EXERCISE INPUTS Start Marker

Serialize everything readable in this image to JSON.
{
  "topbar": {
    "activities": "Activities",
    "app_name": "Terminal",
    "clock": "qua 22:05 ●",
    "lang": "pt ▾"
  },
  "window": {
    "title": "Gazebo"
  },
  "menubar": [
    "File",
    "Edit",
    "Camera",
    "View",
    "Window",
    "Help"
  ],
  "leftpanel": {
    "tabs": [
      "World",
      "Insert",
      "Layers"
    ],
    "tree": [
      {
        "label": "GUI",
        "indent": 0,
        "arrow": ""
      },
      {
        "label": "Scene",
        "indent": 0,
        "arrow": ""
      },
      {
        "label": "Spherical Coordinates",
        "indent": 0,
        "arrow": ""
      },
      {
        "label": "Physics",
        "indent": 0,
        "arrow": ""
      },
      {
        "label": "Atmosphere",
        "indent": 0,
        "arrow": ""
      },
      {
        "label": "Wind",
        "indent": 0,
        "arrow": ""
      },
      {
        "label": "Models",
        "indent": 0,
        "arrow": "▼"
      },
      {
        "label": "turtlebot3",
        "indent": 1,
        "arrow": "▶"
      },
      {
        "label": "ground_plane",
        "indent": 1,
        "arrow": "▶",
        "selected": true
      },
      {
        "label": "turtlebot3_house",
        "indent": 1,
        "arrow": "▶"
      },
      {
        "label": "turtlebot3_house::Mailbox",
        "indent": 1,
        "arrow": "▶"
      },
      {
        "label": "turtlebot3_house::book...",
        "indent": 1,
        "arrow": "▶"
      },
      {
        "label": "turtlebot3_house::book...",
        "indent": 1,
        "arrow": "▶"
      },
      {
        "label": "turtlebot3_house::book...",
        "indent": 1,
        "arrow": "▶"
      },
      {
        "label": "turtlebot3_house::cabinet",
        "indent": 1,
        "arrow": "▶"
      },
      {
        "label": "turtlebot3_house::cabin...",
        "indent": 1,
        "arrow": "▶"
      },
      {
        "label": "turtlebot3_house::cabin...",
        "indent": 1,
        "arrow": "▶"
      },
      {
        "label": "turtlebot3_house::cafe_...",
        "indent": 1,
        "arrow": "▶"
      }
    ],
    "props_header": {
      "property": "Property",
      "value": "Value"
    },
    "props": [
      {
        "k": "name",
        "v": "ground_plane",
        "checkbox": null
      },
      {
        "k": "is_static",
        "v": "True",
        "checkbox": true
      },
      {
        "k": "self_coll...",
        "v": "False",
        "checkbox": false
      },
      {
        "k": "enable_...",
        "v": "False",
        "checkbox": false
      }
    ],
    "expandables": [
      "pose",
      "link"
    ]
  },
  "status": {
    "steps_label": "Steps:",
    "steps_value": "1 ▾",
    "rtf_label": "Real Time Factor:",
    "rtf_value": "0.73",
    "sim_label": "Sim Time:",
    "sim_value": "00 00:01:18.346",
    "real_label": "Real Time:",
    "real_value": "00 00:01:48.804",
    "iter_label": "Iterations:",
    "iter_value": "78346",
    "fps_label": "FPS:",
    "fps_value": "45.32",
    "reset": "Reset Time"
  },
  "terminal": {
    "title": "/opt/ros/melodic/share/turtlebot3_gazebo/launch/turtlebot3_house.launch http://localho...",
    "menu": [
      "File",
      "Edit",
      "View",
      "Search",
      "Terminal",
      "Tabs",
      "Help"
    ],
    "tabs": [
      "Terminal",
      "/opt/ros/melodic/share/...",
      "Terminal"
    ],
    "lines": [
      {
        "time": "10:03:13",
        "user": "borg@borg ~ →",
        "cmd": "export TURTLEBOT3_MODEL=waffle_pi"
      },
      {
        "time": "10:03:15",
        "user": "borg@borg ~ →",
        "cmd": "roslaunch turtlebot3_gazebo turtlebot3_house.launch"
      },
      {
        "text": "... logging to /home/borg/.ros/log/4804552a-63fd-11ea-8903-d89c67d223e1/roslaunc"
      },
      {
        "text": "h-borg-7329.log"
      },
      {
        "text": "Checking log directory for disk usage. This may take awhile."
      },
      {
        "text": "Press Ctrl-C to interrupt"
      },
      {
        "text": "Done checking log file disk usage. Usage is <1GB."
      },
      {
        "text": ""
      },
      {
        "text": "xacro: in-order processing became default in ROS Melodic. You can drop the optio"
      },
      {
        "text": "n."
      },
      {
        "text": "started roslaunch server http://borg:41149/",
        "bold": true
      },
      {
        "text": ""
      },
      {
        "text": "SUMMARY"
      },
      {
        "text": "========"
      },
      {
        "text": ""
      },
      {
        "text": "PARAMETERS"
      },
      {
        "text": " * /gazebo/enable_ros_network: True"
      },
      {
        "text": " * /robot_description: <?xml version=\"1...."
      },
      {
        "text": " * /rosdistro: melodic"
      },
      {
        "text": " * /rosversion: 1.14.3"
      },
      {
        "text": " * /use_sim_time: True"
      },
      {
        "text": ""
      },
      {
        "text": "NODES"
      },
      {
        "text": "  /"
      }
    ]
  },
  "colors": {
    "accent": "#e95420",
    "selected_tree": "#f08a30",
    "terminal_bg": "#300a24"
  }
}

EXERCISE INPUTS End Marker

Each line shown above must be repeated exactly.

• **SOLVED PROBLEM**:
Serialize everything readable in this image to JSON.
{
  "topbar": {
    "activities": "Activities",
    "app_name": "Terminal",
    "clock": "qua 22:05 ●",
    "lang": "pt ▾"
  },
  "window": {
    "title": "Gazebo"
  },
  "menubar": [
    "File",
    "Edit",
    "Camera",
    "View",
    "Window",
    "Help"
  ],
  "leftpanel": {
    "tabs": [
      "World",
      "Insert",
      "Layers"
    ],
    "tree": [
      {
        "label": "GUI",
        "indent": 0,
        "arrow": ""
      },
      {
        "label": "Scene",
        "indent": 0,
        "arrow": ""
      },
      {
        "label": "Spherical Coordinates",
        "indent": 0,
        "arrow": ""
      },
      {
        "label": "Physics",
        "indent": 0,
        "arrow": ""
      },
      {
        "label": "Atmosphere",
        "indent": 0,
        "arrow": ""
      },
      {
        "label": "Wind",
        "indent": 0,
        "arrow": ""
      },
      {
        "label": "Models",
        "indent": 0,
        "arrow": "▼"
      },
      {
        "label": "turtlebot3",
        "indent": 1,
        "arrow": "▶"
      },
      {
        "label": "ground_plane",
        "indent": 1,
        "arrow": "▶",
        "selected": true
      },
      {
        "label": "turtlebot3_house",
        "indent": 1,
        "arrow": "▶"
      },
      {
        "label": "turtlebot3_house::Mailbox",
        "indent": 1,
        "arrow": "▶"
      },
      {
        "label": "turtlebot3_house::book...",
        "indent": 1,
        "arrow": "▶"
      },
      {
        "label": "turtlebot3_house::book...",
        "indent": 1,
        "arrow": "▶"
      },
      {
        "label": "turtlebot3_house::book...",
        "indent": 1,
        "arrow": "▶"
      },
      {
        "label": "turtlebot3_house::cabinet",
        "indent": 1,
        "arrow": "▶"
      },
      {
        "label": "turtlebot3_house::cabin...",
        "indent": 1,
        "arrow": "▶"
      },
      {
        "label": "turtlebot3_house::cabin...",
        "indent": 1,
        "arrow": "▶"
      },
      {
        "label": "turtlebot3_house::cafe_...",
        "indent": 1,
        "arrow": "▶"
      }
    ],
    "props_header": {
      "property": "Property",
      "value": "Value"
    },
    "props": [
      {
        "k": "name",
        "v": "ground_plane",
        "checkbox": null
      },
      {
        "k": "is_static",
        "v": "True",
        "checkbox": true
      },
      {
        "k": "self_coll...",
        "v": "False",
        "checkbox": false
      },
      {
        "k": "enable_...",
        "v": "False",
        "checkbox": false
      }
    ],
    "expandables": [
      "pose",
      "link"
    ]
  },
  "status": {
    "steps_label": "Steps:",
    "steps_value": "1 ▾",
    "rtf_label": "Real Time Factor:",
    "rtf_value": "0.73",
    "sim_label": "Sim Time:",
    "sim_value": "00 00:01:18.346",
    "real_label": "Real Time:",
    "real_value": "00 00:01:48.804",
    "iter_label": "Iterations:",
    "iter_value": "78346",
    "fps_label": "FPS:",
    "fps_value": "45.32",
    "reset": "Reset Time"
  },
  "terminal": {
    "title": "/opt/ros/melodic/share/turtlebot3_gazebo/launch/turtlebot3_house.launch http://localho...",
    "menu": [
      "File",
      "Edit",
      "View",
      "Search",
      "Terminal",
      "Tabs",
      "Help"
    ],
    "tabs": [
      "Terminal",
      "/opt/ros/melodic/share/...",
      "Terminal"
    ],
    "lines": [
      {
        "time": "10:03:13",
        "user": "borg@borg ~ →",
        "cmd": "export TURTLEBOT3_MODEL=waffle_pi"
      },
      {
        "time": "10:03:15",
        "user": "borg@borg ~ →",
        "cmd": "roslaunch turtlebot3_gazebo turtlebot3_house.launch"
      },
      {
        "text": "... logging to /home/borg/.ros/log/4804552a-63fd-11ea-8903-d89c67d223e1/roslaunc"
      },
      {
        "text": "h-borg-7329.log"
      },
      {
        "text": "Checking log directory for disk usage. This may take awhile."
      },
      {
        "text": "Press Ctrl-C to interrupt"
      },
      {
        "text": "Done checking log file disk usage. Usage is <1GB."
      },
      {
        "text": ""
      },
      {
        "text": "xacro: in-order processing became default in ROS Melodic. You can drop the optio"
      },
      {
        "text": "n."
      },
      {
        "text": "started roslaunch server http://borg:41149/",
        "bold": true
      },
      {
        "text": ""
      },
      {
        "text": "SUMMARY"
      },
      {
        "text": "========"
      },
      {
        "text": ""
      },
      {
        "text": "PARAMETERS"
      },
      {
        "text": " * /gazebo/enable_ros_network: True"
      },
      {
        "text": " * /robot_description: <?xml version=\"1...."
      },
      {
        "text": " * /rosdistro: melodic"
      },
      {
        "text": " * /rosversion: 1.14.3"
      },
      {
        "text": " * /use_sim_time: True"
      },
      {
        "text": ""
      },
      {
        "text": "NODES"
      },
      {
        "text": "  /"
      }
    ]
  },
  "colors": {
    "accent": "#e95420",
    "selected_tree": "#f08a30",
    "terminal_bg": "#300a24"
  }
}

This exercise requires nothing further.